- [SUPPLIED MATERIAL]

• • •

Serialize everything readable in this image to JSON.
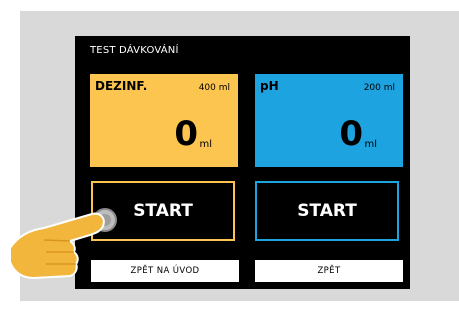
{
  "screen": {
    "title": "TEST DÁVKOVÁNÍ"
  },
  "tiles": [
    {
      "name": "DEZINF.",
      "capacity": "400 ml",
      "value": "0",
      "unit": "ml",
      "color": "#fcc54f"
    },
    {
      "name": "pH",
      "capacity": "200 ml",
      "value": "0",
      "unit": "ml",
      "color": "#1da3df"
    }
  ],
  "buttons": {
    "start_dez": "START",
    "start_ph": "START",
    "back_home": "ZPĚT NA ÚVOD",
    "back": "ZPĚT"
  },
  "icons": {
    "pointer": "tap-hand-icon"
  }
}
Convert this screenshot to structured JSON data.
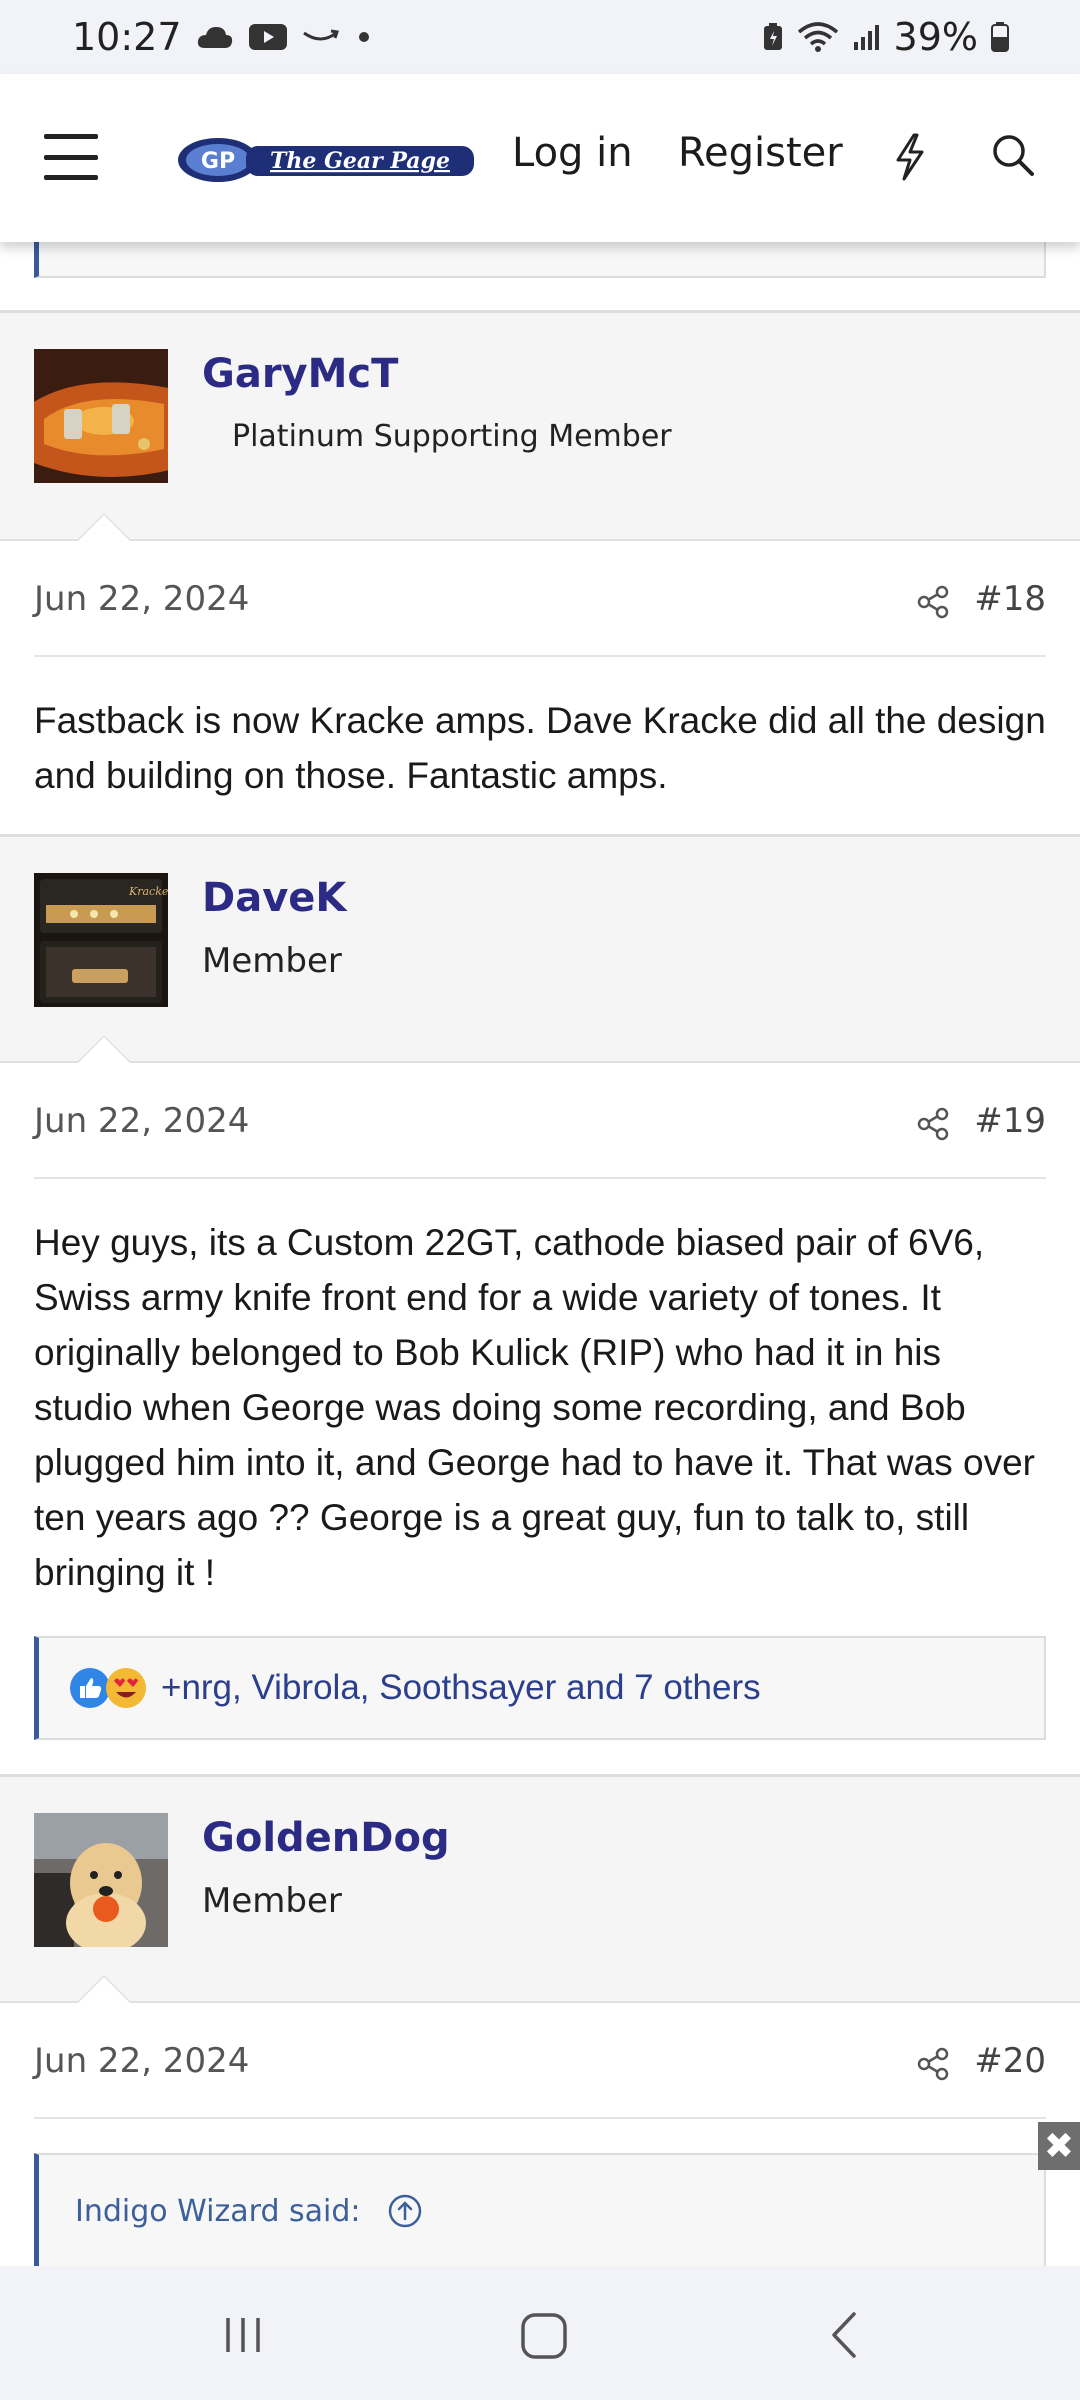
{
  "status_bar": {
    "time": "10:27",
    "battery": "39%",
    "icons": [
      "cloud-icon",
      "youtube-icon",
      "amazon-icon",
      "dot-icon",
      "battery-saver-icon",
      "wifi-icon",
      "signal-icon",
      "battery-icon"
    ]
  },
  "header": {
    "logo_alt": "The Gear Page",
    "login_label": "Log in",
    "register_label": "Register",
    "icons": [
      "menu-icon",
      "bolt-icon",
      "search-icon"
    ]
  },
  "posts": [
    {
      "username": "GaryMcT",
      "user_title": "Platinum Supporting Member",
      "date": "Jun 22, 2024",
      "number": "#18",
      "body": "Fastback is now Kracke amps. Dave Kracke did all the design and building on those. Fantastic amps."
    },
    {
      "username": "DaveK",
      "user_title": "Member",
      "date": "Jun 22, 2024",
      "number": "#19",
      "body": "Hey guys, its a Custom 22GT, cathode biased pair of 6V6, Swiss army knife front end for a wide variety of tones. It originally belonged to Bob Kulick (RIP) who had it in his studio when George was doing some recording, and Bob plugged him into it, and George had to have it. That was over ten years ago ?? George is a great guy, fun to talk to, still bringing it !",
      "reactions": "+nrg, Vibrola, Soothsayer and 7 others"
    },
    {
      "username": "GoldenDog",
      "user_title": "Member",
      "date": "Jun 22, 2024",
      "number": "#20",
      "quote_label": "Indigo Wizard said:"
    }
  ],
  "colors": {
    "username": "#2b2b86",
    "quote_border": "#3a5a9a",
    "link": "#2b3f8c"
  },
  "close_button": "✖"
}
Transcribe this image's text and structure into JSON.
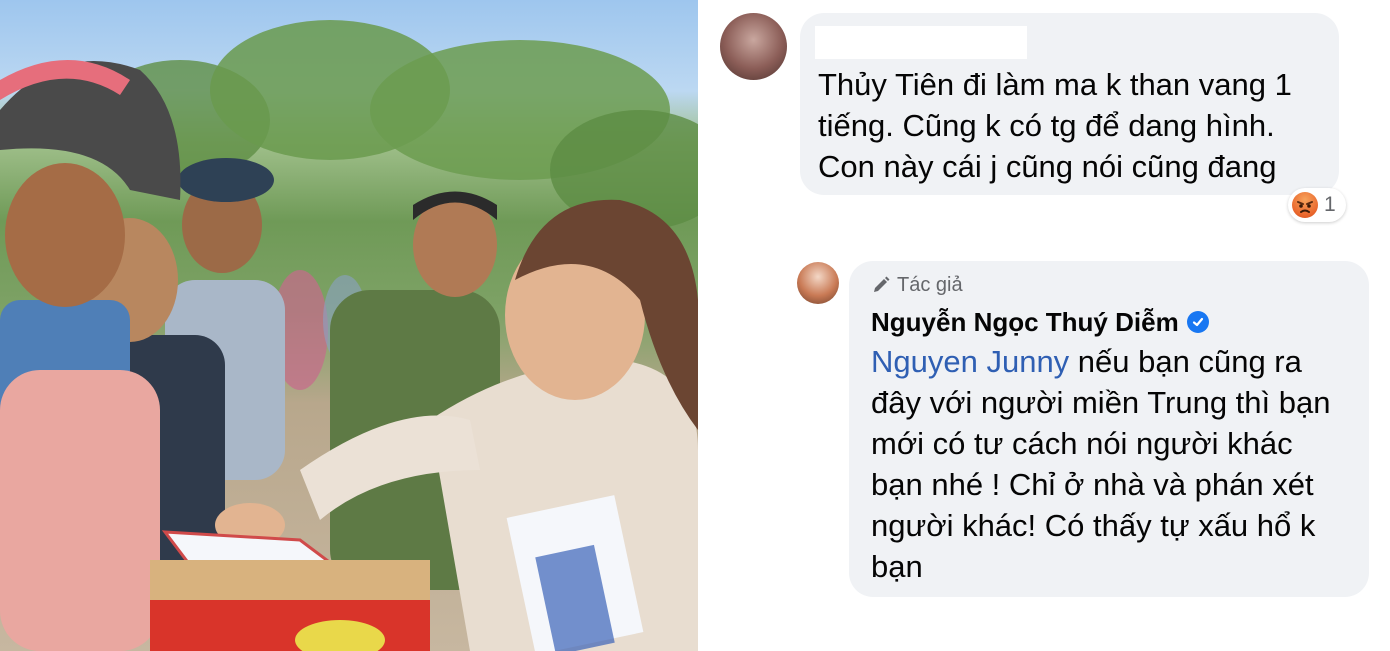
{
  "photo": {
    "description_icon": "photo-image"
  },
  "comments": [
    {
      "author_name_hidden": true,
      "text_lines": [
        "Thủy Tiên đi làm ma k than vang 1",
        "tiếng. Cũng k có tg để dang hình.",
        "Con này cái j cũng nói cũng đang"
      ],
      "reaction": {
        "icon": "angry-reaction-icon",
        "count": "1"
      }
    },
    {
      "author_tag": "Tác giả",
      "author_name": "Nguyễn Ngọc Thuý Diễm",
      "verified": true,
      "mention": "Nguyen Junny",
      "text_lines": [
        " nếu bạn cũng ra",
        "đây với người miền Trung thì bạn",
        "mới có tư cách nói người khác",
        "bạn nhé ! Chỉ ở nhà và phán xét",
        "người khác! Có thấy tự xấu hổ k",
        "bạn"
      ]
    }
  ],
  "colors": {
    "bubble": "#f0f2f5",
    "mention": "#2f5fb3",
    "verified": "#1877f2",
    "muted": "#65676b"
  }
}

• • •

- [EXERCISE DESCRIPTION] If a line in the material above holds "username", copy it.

- [EXERCISE OUTPUT]
      "username": "GaryMcT",
      "username": "DaveK",
      "username": "GoldenDog",
    "username": "#2b2b86",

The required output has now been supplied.